[Source records]
..............................

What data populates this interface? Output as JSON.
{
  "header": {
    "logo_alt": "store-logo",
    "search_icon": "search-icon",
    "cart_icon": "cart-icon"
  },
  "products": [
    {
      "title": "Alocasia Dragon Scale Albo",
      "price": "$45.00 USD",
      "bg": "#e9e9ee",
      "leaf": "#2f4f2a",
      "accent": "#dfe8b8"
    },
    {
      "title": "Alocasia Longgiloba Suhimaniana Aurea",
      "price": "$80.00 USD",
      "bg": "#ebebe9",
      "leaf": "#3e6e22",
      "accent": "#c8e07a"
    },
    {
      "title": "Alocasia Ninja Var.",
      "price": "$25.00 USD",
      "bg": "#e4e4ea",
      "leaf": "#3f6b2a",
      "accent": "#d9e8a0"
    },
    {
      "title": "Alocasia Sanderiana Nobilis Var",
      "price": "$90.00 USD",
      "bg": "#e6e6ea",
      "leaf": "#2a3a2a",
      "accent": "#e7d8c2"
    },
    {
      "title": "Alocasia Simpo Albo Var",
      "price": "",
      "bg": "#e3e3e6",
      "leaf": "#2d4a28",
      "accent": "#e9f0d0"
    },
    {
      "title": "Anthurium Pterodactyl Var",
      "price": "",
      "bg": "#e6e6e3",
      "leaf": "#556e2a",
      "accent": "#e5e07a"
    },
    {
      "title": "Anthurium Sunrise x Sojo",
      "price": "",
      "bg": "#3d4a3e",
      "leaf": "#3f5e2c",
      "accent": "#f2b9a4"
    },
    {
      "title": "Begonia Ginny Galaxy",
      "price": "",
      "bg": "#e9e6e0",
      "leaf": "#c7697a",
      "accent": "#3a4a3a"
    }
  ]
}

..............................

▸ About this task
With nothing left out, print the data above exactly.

▸ Reply to the task
What data populates this interface? Output as JSON.
{
  "header": {
    "logo_alt": "store-logo",
    "search_icon": "search-icon",
    "cart_icon": "cart-icon"
  },
  "products": [
    {
      "title": "Alocasia Dragon Scale Albo",
      "price": "$45.00 USD",
      "bg": "#e9e9ee",
      "leaf": "#2f4f2a",
      "accent": "#dfe8b8"
    },
    {
      "title": "Alocasia Longgiloba Suhimaniana Aurea",
      "price": "$80.00 USD",
      "bg": "#ebebe9",
      "leaf": "#3e6e22",
      "accent": "#c8e07a"
    },
    {
      "title": "Alocasia Ninja Var.",
      "price": "$25.00 USD",
      "bg": "#e4e4ea",
      "leaf": "#3f6b2a",
      "accent": "#d9e8a0"
    },
    {
      "title": "Alocasia Sanderiana Nobilis Var",
      "price": "$90.00 USD",
      "bg": "#e6e6ea",
      "leaf": "#2a3a2a",
      "accent": "#e7d8c2"
    },
    {
      "title": "Alocasia Simpo Albo Var",
      "price": "",
      "bg": "#e3e3e6",
      "leaf": "#2d4a28",
      "accent": "#e9f0d0"
    },
    {
      "title": "Anthurium Pterodactyl Var",
      "price": "",
      "bg": "#e6e6e3",
      "leaf": "#556e2a",
      "accent": "#e5e07a"
    },
    {
      "title": "Anthurium Sunrise x Sojo",
      "price": "",
      "bg": "#3d4a3e",
      "leaf": "#3f5e2c",
      "accent": "#f2b9a4"
    },
    {
      "title": "Begonia Ginny Galaxy",
      "price": "",
      "bg": "#e9e6e0",
      "leaf": "#c7697a",
      "accent": "#3a4a3a"
    }
  ]
}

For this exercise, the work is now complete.